[TASK TO COMPLETE] A word-for-word copy of the listing is what's needed; leave out every image.
—————
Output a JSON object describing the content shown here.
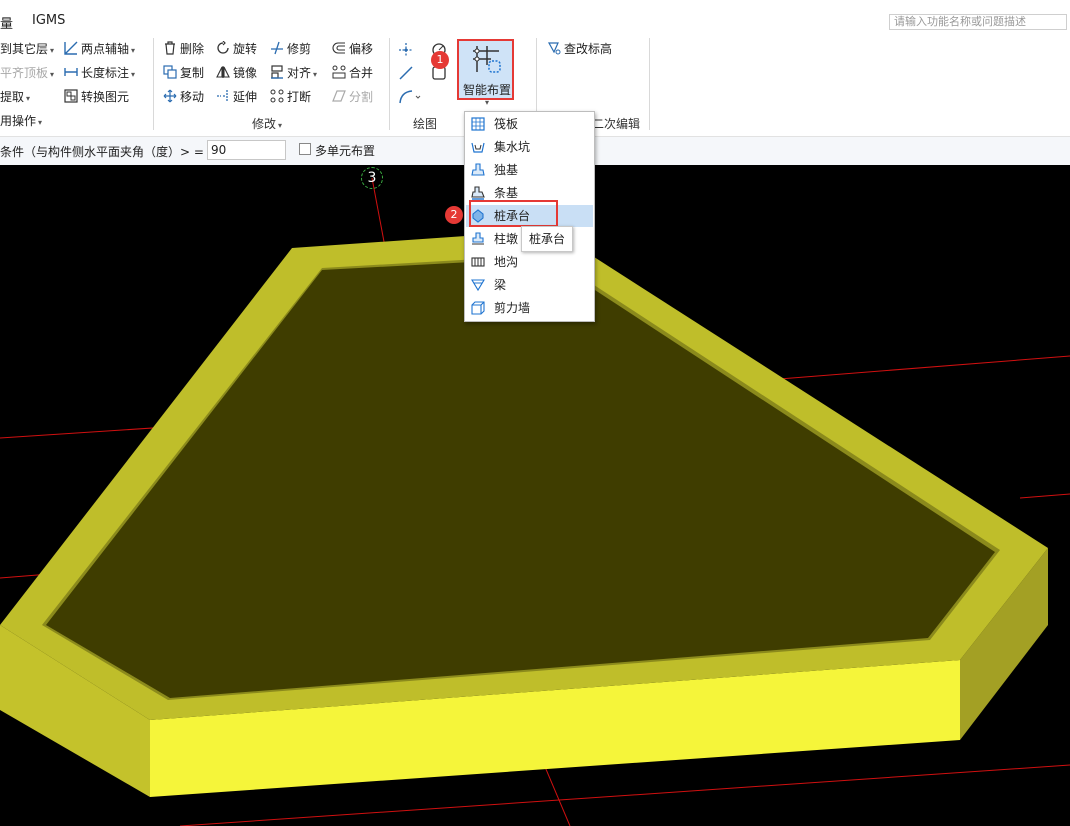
{
  "menu": {
    "left_partial": "量",
    "igms": "IGMS"
  },
  "search": {
    "placeholder": "请输入功能名称或问题描述"
  },
  "groups": {
    "general": {
      "items": [
        "到其它层",
        "平齐顶板",
        "提取",
        "用操作"
      ],
      "col2": [
        "两点辅轴",
        "长度标注",
        "转换图元"
      ]
    },
    "modify": {
      "label": "修改",
      "col1": [
        "删除",
        "复制",
        "移动"
      ],
      "col2": [
        "旋转",
        "镜像",
        "延伸"
      ],
      "col3": [
        "修剪",
        "对齐",
        "打断"
      ],
      "col4": [
        "偏移",
        "合并",
        "分割"
      ]
    },
    "draw": {
      "label": "绘图"
    },
    "smart": {
      "label": "智能布置"
    },
    "secondary": {
      "check_elev": "查改标高",
      "partial_label": "二次编辑"
    }
  },
  "options": {
    "condition_label": "条件（与构件侧水平面夹角（度）> = ）",
    "angle_value": "90",
    "multi_unit_label": "多单元布置"
  },
  "dropdown": {
    "items": [
      "筏板",
      "集水坑",
      "独基",
      "条基",
      "桩承台",
      "柱墩",
      "地沟",
      "梁",
      "剪力墙"
    ],
    "highlighted_index": 4
  },
  "tooltip": "桩承台",
  "badges": {
    "one": "1",
    "two": "2"
  },
  "axis_marker": "3",
  "colors": {
    "accent_red": "#e53935",
    "ribbon_hover": "#cfe3f7",
    "slab_top": "#3f3d00",
    "slab_rim": "#bfbe2a",
    "slab_front": "#f5f53a",
    "slab_side": "#a3a024",
    "grid_line": "#d01010"
  }
}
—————
[TASK OUTPUT]
Output a JSON object describing the content shown here.
{
  "menu": {
    "left_partial": "量",
    "igms": "IGMS"
  },
  "search": {
    "placeholder": "请输入功能名称或问题描述"
  },
  "groups": {
    "general": {
      "items": [
        "到其它层",
        "平齐顶板",
        "提取",
        "用操作"
      ],
      "col2": [
        "两点辅轴",
        "长度标注",
        "转换图元"
      ]
    },
    "modify": {
      "label": "修改",
      "col1": [
        "删除",
        "复制",
        "移动"
      ],
      "col2": [
        "旋转",
        "镜像",
        "延伸"
      ],
      "col3": [
        "修剪",
        "对齐",
        "打断"
      ],
      "col4": [
        "偏移",
        "合并",
        "分割"
      ]
    },
    "draw": {
      "label": "绘图"
    },
    "smart": {
      "label": "智能布置"
    },
    "secondary": {
      "check_elev": "查改标高",
      "partial_label": "二次编辑"
    }
  },
  "options": {
    "condition_label": "条件（与构件侧水平面夹角（度）> = ）",
    "angle_value": "90",
    "multi_unit_label": "多单元布置"
  },
  "dropdown": {
    "items": [
      "筏板",
      "集水坑",
      "独基",
      "条基",
      "桩承台",
      "柱墩",
      "地沟",
      "梁",
      "剪力墙"
    ],
    "highlighted_index": 4
  },
  "tooltip": "桩承台",
  "badges": {
    "one": "1",
    "two": "2"
  },
  "axis_marker": "3",
  "colors": {
    "accent_red": "#e53935",
    "ribbon_hover": "#cfe3f7",
    "slab_top": "#3f3d00",
    "slab_rim": "#bfbe2a",
    "slab_front": "#f5f53a",
    "slab_side": "#a3a024",
    "grid_line": "#d01010"
  }
}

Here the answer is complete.